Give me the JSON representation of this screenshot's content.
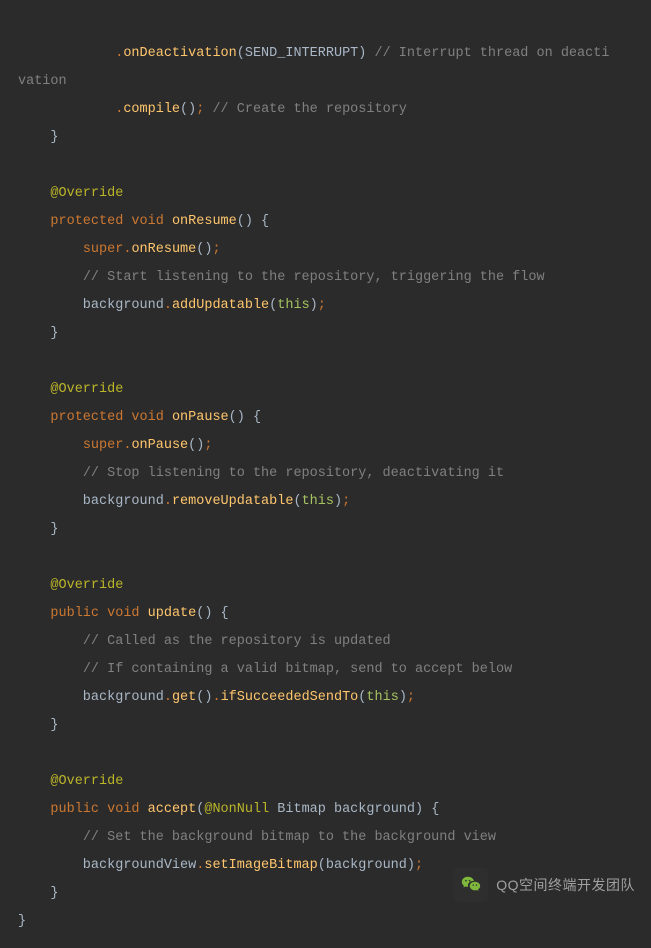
{
  "code": {
    "line01_a": "            ",
    "line01_b": ".",
    "line01_c": "onDeactivation",
    "line01_d": "(SEND_INTERRUPT) ",
    "line01_e": "// Interrupt thread on deacti",
    "line02_a": "vation",
    "line03_a": "            ",
    "line03_b": ".",
    "line03_c": "compile",
    "line03_d": "()",
    "line03_e": ";",
    "line03_f": " // Create the repository",
    "line04_a": "    }",
    "line06_a": "    ",
    "line06_b": "@Override",
    "line07_a": "    ",
    "line07_b": "protected void",
    "line07_c": " ",
    "line07_d": "onResume",
    "line07_e": "() {",
    "line08_a": "        ",
    "line08_b": "super",
    "line08_c": ".",
    "line08_d": "onResume",
    "line08_e": "()",
    "line08_f": ";",
    "line09_a": "        ",
    "line09_b": "// Start listening to the repository, triggering the flow",
    "line10_a": "        background",
    "line10_b": ".",
    "line10_c": "addUpdatable",
    "line10_d": "(",
    "line10_e": "this",
    "line10_f": ")",
    "line10_g": ";",
    "line11_a": "    }",
    "line13_a": "    ",
    "line13_b": "@Override",
    "line14_a": "    ",
    "line14_b": "protected void",
    "line14_c": " ",
    "line14_d": "onPause",
    "line14_e": "() {",
    "line15_a": "        ",
    "line15_b": "super",
    "line15_c": ".",
    "line15_d": "onPause",
    "line15_e": "()",
    "line15_f": ";",
    "line16_a": "        ",
    "line16_b": "// Stop listening to the repository, deactivating it",
    "line17_a": "        background",
    "line17_b": ".",
    "line17_c": "removeUpdatable",
    "line17_d": "(",
    "line17_e": "this",
    "line17_f": ")",
    "line17_g": ";",
    "line18_a": "    }",
    "line20_a": "    ",
    "line20_b": "@Override",
    "line21_a": "    ",
    "line21_b": "public void",
    "line21_c": " ",
    "line21_d": "update",
    "line21_e": "() {",
    "line22_a": "        ",
    "line22_b": "// Called as the repository is updated",
    "line23_a": "        ",
    "line23_b": "// If containing a valid bitmap, send to accept below",
    "line24_a": "        background",
    "line24_b": ".",
    "line24_c": "get",
    "line24_d": "()",
    "line24_e": ".",
    "line24_f": "ifSucceededSendTo",
    "line24_g": "(",
    "line24_h": "this",
    "line24_i": ")",
    "line24_j": ";",
    "line25_a": "    }",
    "line27_a": "    ",
    "line27_b": "@Override",
    "line28_a": "    ",
    "line28_b": "public void",
    "line28_c": " ",
    "line28_d": "accept",
    "line28_e": "(",
    "line28_f": "@NonNull",
    "line28_g": " Bitmap background) {",
    "line29_a": "        ",
    "line29_b": "// Set the background bitmap to the background view",
    "line30_a": "        backgroundView",
    "line30_b": ".",
    "line30_c": "setImageBitmap",
    "line30_d": "(background)",
    "line30_e": ";",
    "line31_a": "    }",
    "line32_a": "}"
  },
  "watermark": {
    "text": "QQ空间终端开发团队"
  }
}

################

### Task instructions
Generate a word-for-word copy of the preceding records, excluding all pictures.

### Written answer
Give me the JSON representation of this screenshot's content.
{
  "code": {
    "line01_a": "            ",
    "line01_b": ".",
    "line01_c": "onDeactivation",
    "line01_d": "(SEND_INTERRUPT) ",
    "line01_e": "// Interrupt thread on deacti",
    "line02_a": "vation",
    "line03_a": "            ",
    "line03_b": ".",
    "line03_c": "compile",
    "line03_d": "()",
    "line03_e": ";",
    "line03_f": " // Create the repository",
    "line04_a": "    }",
    "line06_a": "    ",
    "line06_b": "@Override",
    "line07_a": "    ",
    "line07_b": "protected void",
    "line07_c": " ",
    "line07_d": "onResume",
    "line07_e": "() {",
    "line08_a": "        ",
    "line08_b": "super",
    "line08_c": ".",
    "line08_d": "onResume",
    "line08_e": "()",
    "line08_f": ";",
    "line09_a": "        ",
    "line09_b": "// Start listening to the repository, triggering the flow",
    "line10_a": "        background",
    "line10_b": ".",
    "line10_c": "addUpdatable",
    "line10_d": "(",
    "line10_e": "this",
    "line10_f": ")",
    "line10_g": ";",
    "line11_a": "    }",
    "line13_a": "    ",
    "line13_b": "@Override",
    "line14_a": "    ",
    "line14_b": "protected void",
    "line14_c": " ",
    "line14_d": "onPause",
    "line14_e": "() {",
    "line15_a": "        ",
    "line15_b": "super",
    "line15_c": ".",
    "line15_d": "onPause",
    "line15_e": "()",
    "line15_f": ";",
    "line16_a": "        ",
    "line16_b": "// Stop listening to the repository, deactivating it",
    "line17_a": "        background",
    "line17_b": ".",
    "line17_c": "removeUpdatable",
    "line17_d": "(",
    "line17_e": "this",
    "line17_f": ")",
    "line17_g": ";",
    "line18_a": "    }",
    "line20_a": "    ",
    "line20_b": "@Override",
    "line21_a": "    ",
    "line21_b": "public void",
    "line21_c": " ",
    "line21_d": "update",
    "line21_e": "() {",
    "line22_a": "        ",
    "line22_b": "// Called as the repository is updated",
    "line23_a": "        ",
    "line23_b": "// If containing a valid bitmap, send to accept below",
    "line24_a": "        background",
    "line24_b": ".",
    "line24_c": "get",
    "line24_d": "()",
    "line24_e": ".",
    "line24_f": "ifSucceededSendTo",
    "line24_g": "(",
    "line24_h": "this",
    "line24_i": ")",
    "line24_j": ";",
    "line25_a": "    }",
    "line27_a": "    ",
    "line27_b": "@Override",
    "line28_a": "    ",
    "line28_b": "public void",
    "line28_c": " ",
    "line28_d": "accept",
    "line28_e": "(",
    "line28_f": "@NonNull",
    "line28_g": " Bitmap background) {",
    "line29_a": "        ",
    "line29_b": "// Set the background bitmap to the background view",
    "line30_a": "        backgroundView",
    "line30_b": ".",
    "line30_c": "setImageBitmap",
    "line30_d": "(background)",
    "line30_e": ";",
    "line31_a": "    }",
    "line32_a": "}"
  },
  "watermark": {
    "text": "QQ空间终端开发团队"
  }
}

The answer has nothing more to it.